fmragtops said...

Isn't it funny, yet frightening how real life resembles things that were once only thought of in the satirical realm?

BTW, my new digs are up http://fmragtops.com

The Conservative UAW Guy said...

Classic flick.
I'm going to have to watch it again, as it's been years...

Peakah said...

I'm not much of a movie buff but this sounds like one I'll really enjoy...

Better yet, my local library has a copy of it even -so they say online, whether I can find it or not remains to be seen. Will this get me flagged by the feds?

*grin*

Happy Easter to the Insolu-fam!

HydroplaningCulture said...

So, despite the warning in that movie, everything bad came to pass. So what purpose did that movie have, other than to offer brief entertainment and reflection to those that were aware of what was really going on?

I remember how outrageously slanted the reporting was during the Reagan years; Peter Jennings dripping sarcasm, and Vladimir Posner's nightly appearances on Nightline.

This movie did nothing to stave it off. It is really funny, though.

Insolublog said...

fmragtops - There is an element of both. I think that is what amplifies the entertainment value.

CUG - I am sure you will be refreshed.

Peakah - If the feds don't have the time to run down illegals, my guess is they probably will not be watching you.

Hydro - Actually, I am going to have to put my optimistic hat on here. I too, remember the outrageous media of the Reagan years.

We all know this movie and other forms of satire did not change the behavior in the media institutions. However, so many of us today, point out the fact they operate this way, on a daily basis, that they cannot really get away with it, like they used to.

Back then, Dan Rather might have actually succeeded in his attempt to destroy the election with a forged scandal. If typographical experts did not have the blogs, transmitting their analysis instantly to the public, the propagation delay through the lens of media bias may have resulted in a Kerry victory.

The classic ‘we distort the news, you decide’ controlled infrastructure of the MSM has given way to a reckless information anarchy of sorts.

With the fast internet information engine, the ‘fog of war’ type phenomena creeps through all the news. Nobody knows the real truth, until it bleeds out of accumulated statistical concensus.

Every day the MSM allows its editorial and reporting staff to mix political behavior and historical ignorance with fact reporting, they mark their both their data and their objectivity as hopelessly polluted.

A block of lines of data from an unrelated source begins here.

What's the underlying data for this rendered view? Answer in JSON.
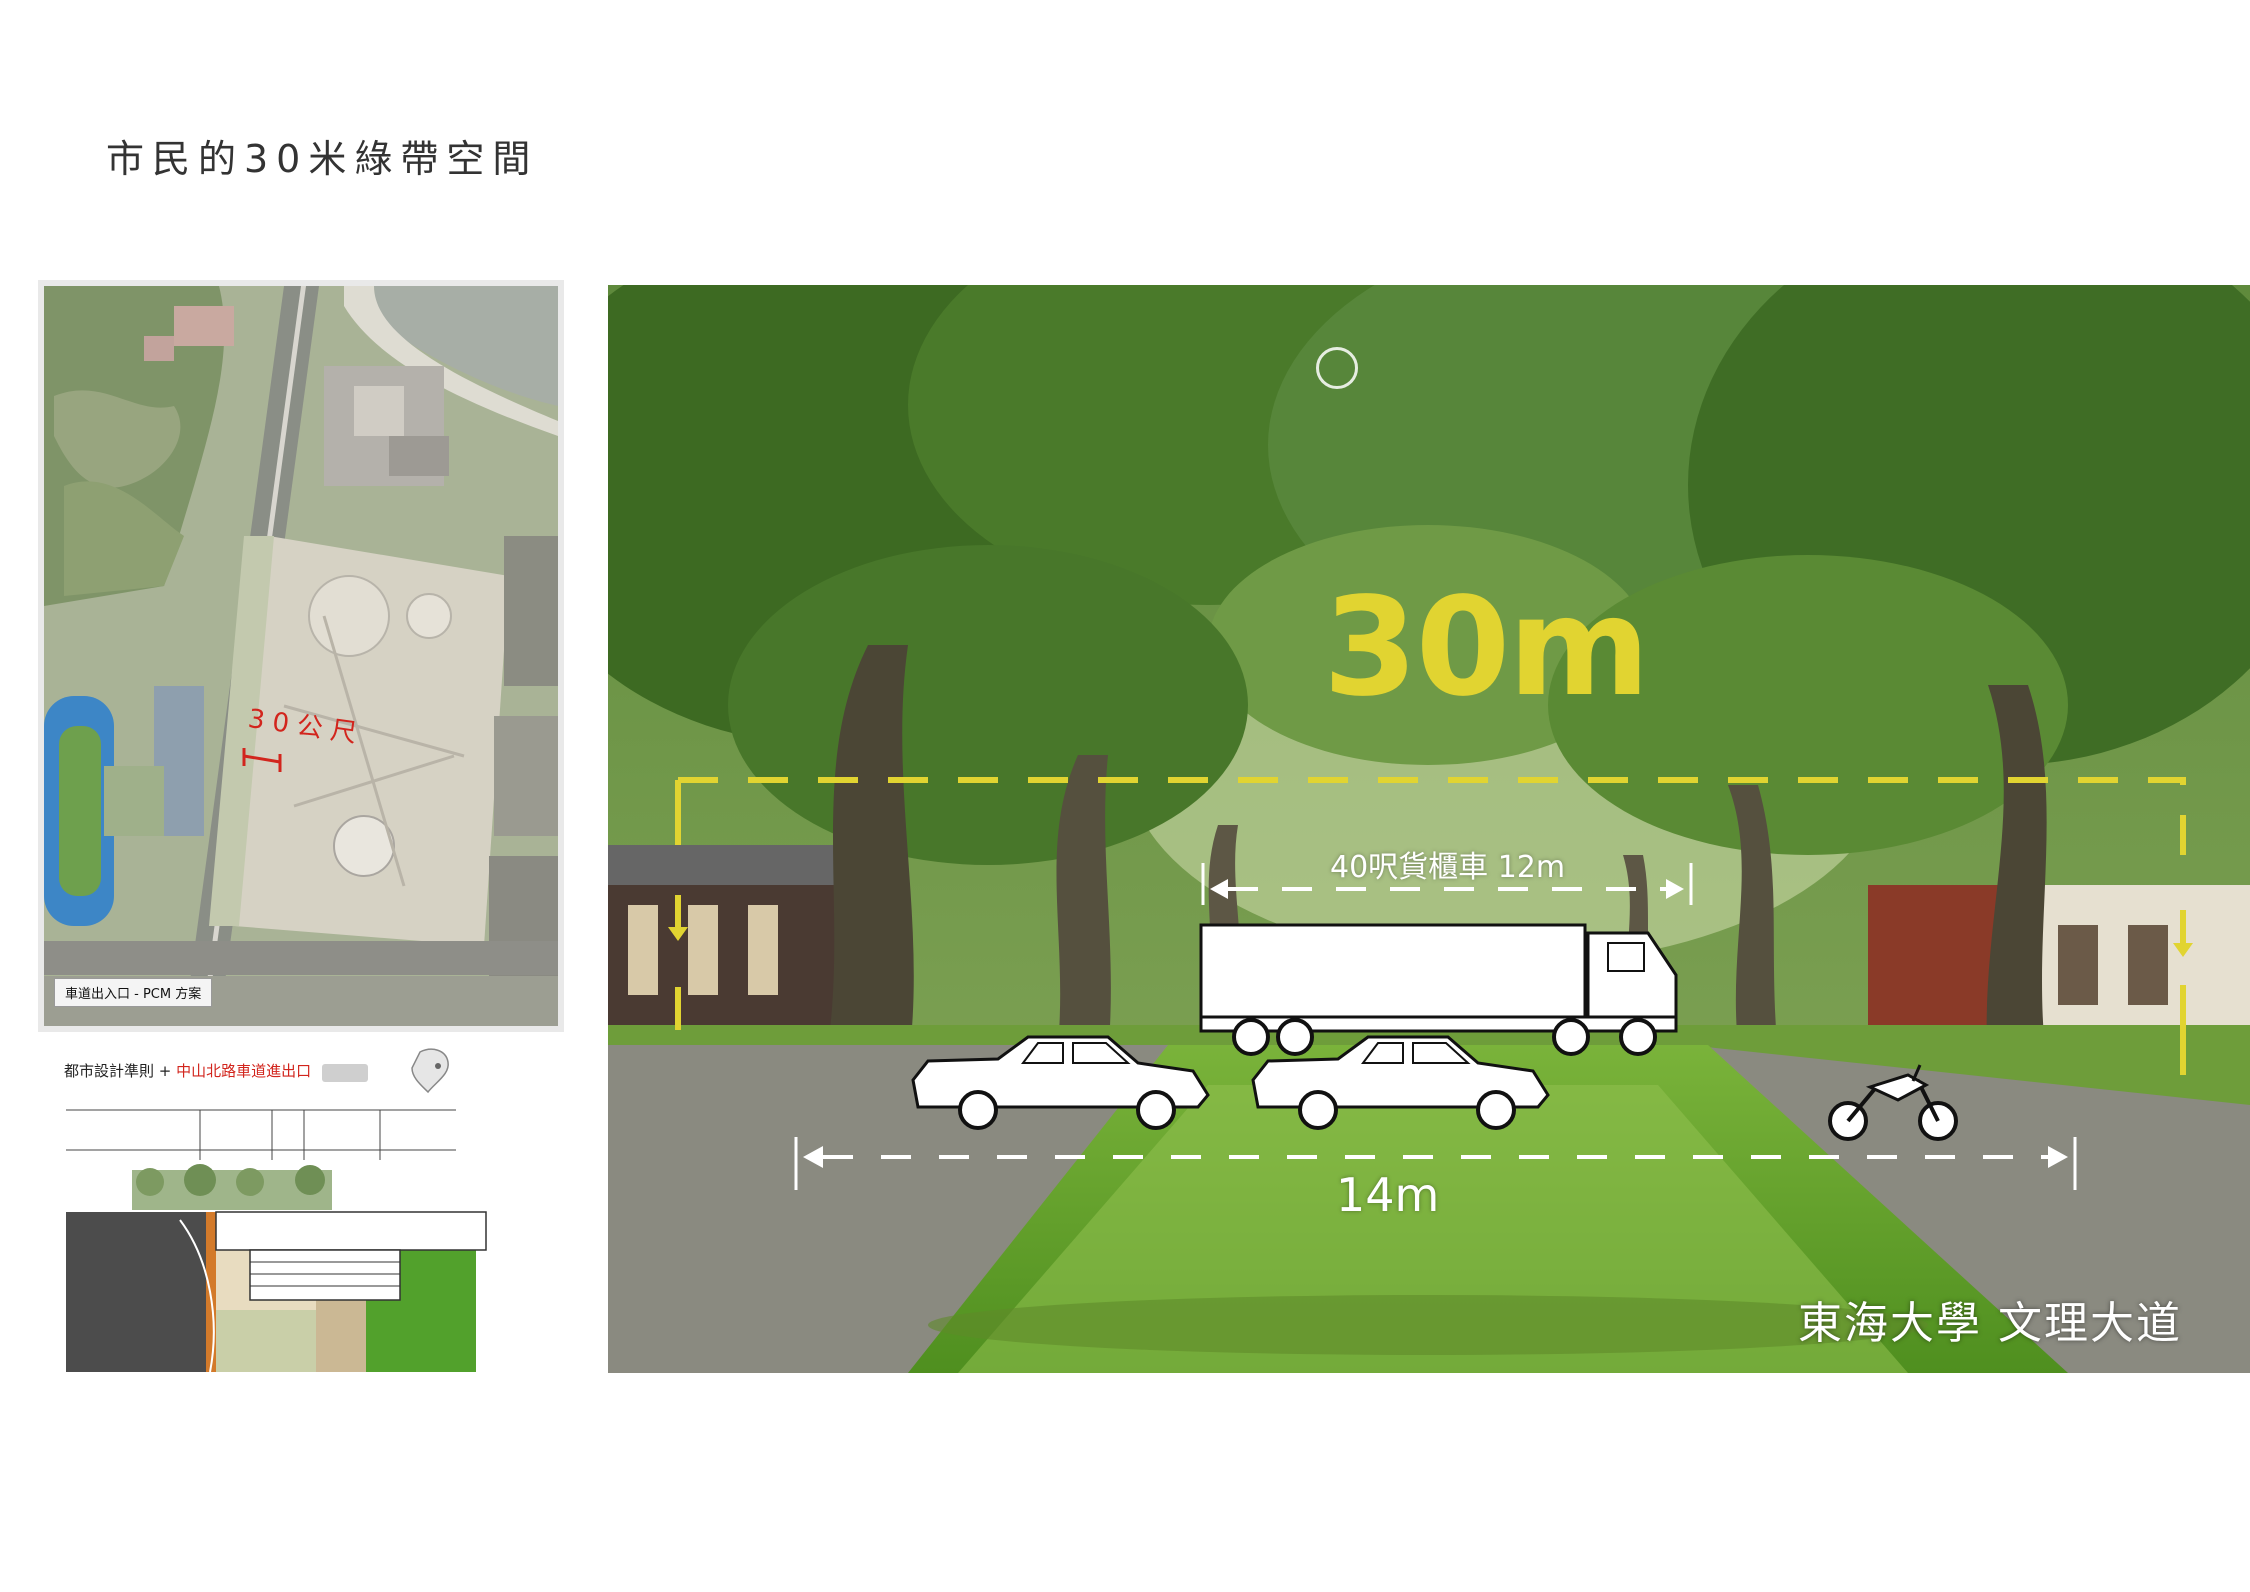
{
  "page": {
    "title": "市民的30米綠帶空間"
  },
  "map": {
    "caption": "車道出入口 - PCM 方案",
    "annotation": "30公尺"
  },
  "section_drawing": {
    "header_prefix": "都市設計準則 + ",
    "header_highlight": "中山北路車道進出口"
  },
  "photo": {
    "big_measure": "30m",
    "truck_measure": "40呎貨櫃車 12m",
    "road_measure": "14m",
    "caption": "東海大學  文理大道"
  },
  "colors": {
    "accent_yellow": "#e1d431",
    "dim_white": "#ffffff",
    "annotation_red": "#d2251d"
  }
}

What has been accomplished, by many individual news consumers, digesting all this data from many sources, is that truth might actually be able to get its pants on, while the carefully crafted lie is circulated around the world.

a4g said...

Insolublog -- that's the thing that's always frustrated me about the truth-- it's always lounging around with no pants on.

Insolublog said...

a4g - Heh. Before it gets too comfortable, we should rip down the shades.

Uber said...

I'd never heard of this flick amazingly enough. Great excuse to stay in this weekend!

Peakah- if the local library doesn't have copy, buy one (used even) and donate it to them when you're done. This is how I managed to sneak Ann Coulter into my local library. *g*